Foreign NGOs in China Fear Clampdown Under New Law
By Sui Lee Wee & Megha Rajagopalan 10 March 2015
BEIJING — Foreign non-government organizations (NGOs) in China are bracing for a crackdown as the government prepares to pass a new law to regulate their activities, which critics fear could curb activism and drive out several groups.
It is unclear how strictly the government will enforce the rules, which a parliament spokeswoman said last week were necessary for national security reasons.
But rights activists say the new law is part of a broader trend under President Xi Jinping’s administration to rein in dissent.
The draft law, according to a copy seen by Reuters that was obtained by a foreign NGO, bars foreign NGOs from activities that violate “Chinese society’s moral customs” and from setting up branches in China.
Issued by the Legislative Affairs Office of the National People’s Congress Standing Committee last December 22, the draft law says foreign NGOs will be regulated by a “business unit”, the police and other authorities.
The Ministry of Public Security and provincial public security departments will administer registration of foreign NGOs, it says.
Foreign funding has to come from “legal” sources and NGOs are not allowed to raise money in China, it adds.
“This really worries me a lot,” said Shen Tingting of Asia Catalyst. “It shows that the government definitely sees foreign NGOs as anti-government agents.”
The National People’s Congress did not respond to a request for comment.
The law aims to protect the legal rights and interests of NGOs, Yang Huanning, vice-minister of public security, was quoted by state media as saying.
Foreign NGO workers have met several times since last October to discuss how to respond, said two NGO representatives with direct knowledge of the situation.
They said they feared the law would shut them down because of the difficulty of getting permission for their activities, which could ultimately face rejection.

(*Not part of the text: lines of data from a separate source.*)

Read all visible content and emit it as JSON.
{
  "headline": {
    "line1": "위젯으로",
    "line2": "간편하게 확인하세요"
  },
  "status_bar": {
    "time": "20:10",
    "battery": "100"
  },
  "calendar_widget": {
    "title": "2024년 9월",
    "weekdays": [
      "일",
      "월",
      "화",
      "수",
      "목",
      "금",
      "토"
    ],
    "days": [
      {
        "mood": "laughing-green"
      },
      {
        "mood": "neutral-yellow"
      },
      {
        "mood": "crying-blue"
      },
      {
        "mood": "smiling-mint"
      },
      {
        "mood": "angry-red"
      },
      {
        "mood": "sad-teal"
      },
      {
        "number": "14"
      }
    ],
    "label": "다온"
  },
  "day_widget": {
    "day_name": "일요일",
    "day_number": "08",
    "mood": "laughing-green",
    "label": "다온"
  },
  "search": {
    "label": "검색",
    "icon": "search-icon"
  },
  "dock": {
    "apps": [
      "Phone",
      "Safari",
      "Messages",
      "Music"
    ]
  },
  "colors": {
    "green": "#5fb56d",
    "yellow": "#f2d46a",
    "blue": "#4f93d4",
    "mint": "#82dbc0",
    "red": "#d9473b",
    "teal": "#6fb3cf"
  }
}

“The rumor we’ve heard is the purpose of the law is to get rid of us,” said the China director of a foreign NGO, who declined to be named, because of the sensitivity of the topic.
Since last June, foreign NGOs have faced closer scrutiny. State security agents have interviewed them about funding, representatives said. Two foreigners working for NGOs recently had to leave China because they were working on incorrect visas, said three people familiar with the matter.
The sudden departures of Tim Millar, an Irish national from the Rights Practice, a human rights NGO with offices in Britain and the United States, and Jeremie Beja, a French national from China Development Brief, which studies civil society, have unnerved the NGO community.
Nicola Macbean, director of the Rights Practice, confirmed Millar’s departure. Beja and China Development Brief did not respond to e-mails seeking comment.
China says it has about 6,000 foreign NGOs. Many train lawyers, judges and Chinese NGOs, and push for a cleaner environment.
China does not have laws regulating all foreign NGOs, but some foreign NGOs can register as representative offices of foundations.
But tough requirements, such as finding a government sponsor and having a substantial amount of capital, have limited registration to a very few foreign groups.
Many Chinese and foreign NGOs in China register as businesses and operate without proper authorization.